According to Amirahmadi, Egypt of today is very similar to Iran of 30 years ago when Iranians went to the streets, overthrew a dictatorial Shah and established a regime.
"Now, the Egyptian people went to the street, threw down a dictator but they haven't established anything yet except that the military has taken over, he told. - What happens in Egypt, we still need to see as I don't think that Egyptian situation is over yet".
The only parallel obvious in both places is that the people are asking for freedom, for democracy, for human rights, Amirahmadi believes.
"But in terms of the government and international relations there is no parallel between the Islamic Republic and the government of Mubarak. Mubarak was a friend of the United States, Egypt had and does have the diplomatic relations with the U.S. while Islamic Republic of Iran is their enemy, they don't have relations, and there are the U.S. sanctions," the expert told.
Furthermore, one shouldn't forget that the Islamic Republic is a theocratic state, while there is the secular government in Egypt, Amirahmadi believes.
According to him, an Egyptian-style outcome for Iran - the overthrow of the government and the transfer of power to the militants - is unacceptable, as military forces are a part of the regime in Iran.
"In Iran, the people will not accept the transfer of power to, for example, Revolutionary Guards, Amirahmadi told. - In the Iranian situation should be a complete total revolution again, that is in the sense of throwing this regime and changing a doctrine".
Islamic Revolutionary Guard Corps (IRGC) is an Iranian elite unit, created in 1979 from the paramilitary detachments of Islamic Revolutionary Committees, the supporters of Ayatollah Ruhollah Musavi Khomeini. Many members from the Corps are represented in the government, and their number increases.
IRGC is the real power in society, which is represented not only in administration, but also in financial and commercial sectors. Guard Corps has extensive economic interests in the defense materials, construction, oil and nuclear industry.
"Idefinitely think that we should not expect the same scenario in Iran in the near future," Amirahmadi told.
The expert believes that clashes in Iran will continue for some time if the sides can not come to a compromise.
"I hope they will, as the only outcome will be that continuation of this mess or the complete collapse of the system, and it will be a very civil war, he told. - But I don't think there can be a clean break - the way Egyptians had".
According to American expert Ted Gallen Carpenter, Iran's clerical government has both the ability and the will to suppress the demonstrations with greater brutality than Mubarak did.
"The failure of the green movement's rebellion in 2009 does not bode well for any new confrontation," Carpenter, Vice President of the Cato Institute's Defense and Foreign Policy Studies Department, told Trend via e-mail.

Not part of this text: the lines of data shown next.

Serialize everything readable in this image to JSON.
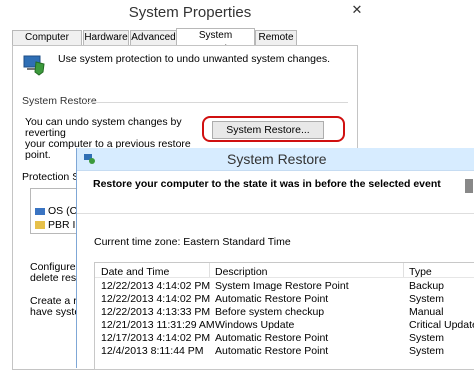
{
  "system_properties": {
    "title": "System Properties",
    "close_glyph": "✕",
    "tabs": [
      "Computer Name",
      "Hardware",
      "Advanced",
      "System Protection",
      "Remote"
    ],
    "active_tab": "System Protection",
    "intro": "Use system protection to undo unwanted system changes.",
    "system_restore_group": "System Restore",
    "system_restore_desc_1": "You can undo system changes by reverting",
    "system_restore_desc_2": "your computer to a previous restore point.",
    "system_restore_button": "System Restore...",
    "protection_settings_label": "Protection Se",
    "drives": [
      "OS (C:",
      "PBR Im"
    ],
    "configure_1": "Configure re",
    "configure_2": "delete restore",
    "create_1": "Create a re",
    "create_2": "have syste"
  },
  "system_restore": {
    "title": "System Restore",
    "header": "Restore your computer to the state it was in before the selected event",
    "timezone": "Current time zone: Eastern Standard Time",
    "columns": [
      "Date and Time",
      "Description",
      "Type"
    ],
    "rows": [
      {
        "date": "12/22/2013 4:14:02 PM",
        "description": "System Image Restore Point",
        "type": "Backup"
      },
      {
        "date": "12/22/2013 4:14:02 PM",
        "description": "Automatic Restore Point",
        "type": "System"
      },
      {
        "date": "12/22/2013 4:13:33 PM",
        "description": "Before system checkup",
        "type": "Manual"
      },
      {
        "date": "12/21/2013 11:31:29 AM",
        "description": "Windows Update",
        "type": "Critical Update"
      },
      {
        "date": "12/17/2013 4:14:02 PM",
        "description": "Automatic Restore Point",
        "type": "System"
      },
      {
        "date": "12/4/2013 8:11:44 PM",
        "description": "Automatic Restore Point",
        "type": "System"
      }
    ]
  },
  "colors": {
    "highlight": "#d01010",
    "titlebar": "#d7ecff"
  }
}
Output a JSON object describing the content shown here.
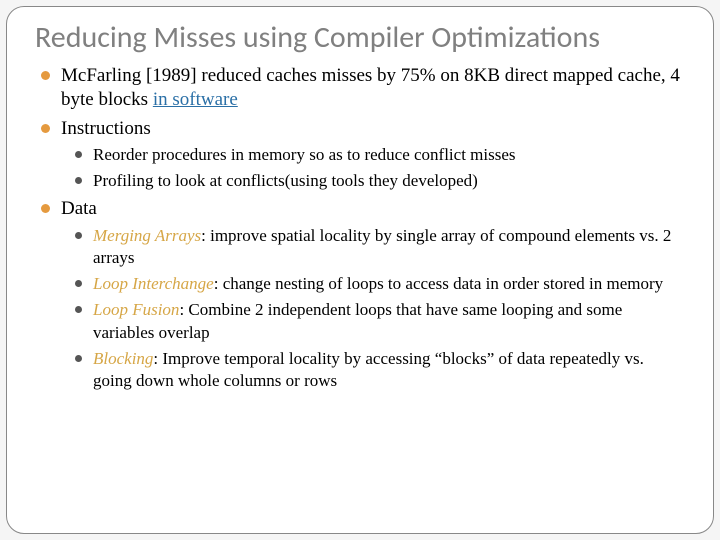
{
  "title": "Reducing Misses using Compiler Optimizations",
  "bullets": {
    "b1_pre": "McFarling [1989] reduced caches misses by 75% on 8KB direct mapped cache, 4 byte blocks ",
    "b1_link": "in software",
    "b2": "Instructions",
    "b2_1": "Reorder procedures in memory so as to reduce conflict misses",
    "b2_2": "Profiling to look at conflicts(using tools they developed)",
    "b3": "Data",
    "b3_1_term": "Merging Arrays",
    "b3_1_rest": ": improve spatial locality by single array of compound elements vs. 2 arrays",
    "b3_2_term": "Loop Interchange",
    "b3_2_rest": ": change nesting of loops to access data in order stored in memory",
    "b3_3_term": "Loop Fusion",
    "b3_3_rest": ": Combine 2 independent loops that have same looping and some variables overlap",
    "b3_4_term": "Blocking",
    "b3_4_rest": ": Improve temporal locality by accessing “blocks” of data repeatedly vs. going down whole columns or rows"
  }
}
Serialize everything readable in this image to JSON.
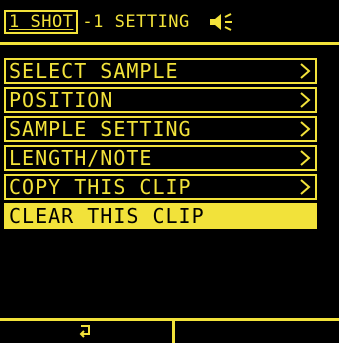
{
  "header": {
    "mode_tag": "1 SHOT",
    "title": "-1 SETTING",
    "icons": {
      "sound": "speaker-icon"
    }
  },
  "menu": {
    "items": [
      {
        "label": "SELECT SAMPLE",
        "has_submenu": true
      },
      {
        "label": "POSITION",
        "has_submenu": true
      },
      {
        "label": "SAMPLE SETTING",
        "has_submenu": true
      },
      {
        "label": "LENGTH/NOTE",
        "has_submenu": true
      },
      {
        "label": "COPY THIS CLIP",
        "has_submenu": true
      },
      {
        "label": "CLEAR THIS CLIP",
        "has_submenu": false,
        "selected": true
      }
    ]
  },
  "footer": {
    "soft_keys": [
      {
        "icon": "back-arrow-icon"
      },
      {
        "icon": ""
      }
    ]
  },
  "colors": {
    "foreground": "#f2e23a",
    "background": "#000000"
  }
}
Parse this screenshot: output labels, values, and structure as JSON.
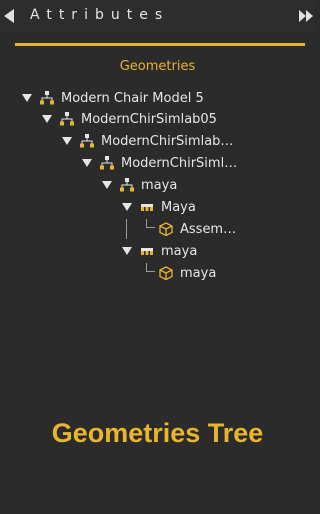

In 2009, the powerful opposition unrest broke out in Tehran after the announcement of the results of the presidential election held on June 12. The election was won by the current President Mahmoud Ahmadinejad. One of the losing candidates - reformer accused authorities of rigging the voting results and called upon people to hold protests.
According to official figures, the clashes killed 20 people, but unofficial - 150. About 1,032 demonstrators were arrested, most of whom were subsequently released.
The power of the mullahs is slipping, but the odds are still against them being ousted from power at this point, Carpenter believes.
"Also, the Revolutionary Guard still seems loyal to the regime, he told. - The defection of the Egyptian military was the factor that ultimately doomed Mubarak. For the demonstrations in Iran to succeed, we would need to see at least a split in the Guard".
R.Darakhshan contributed to the article.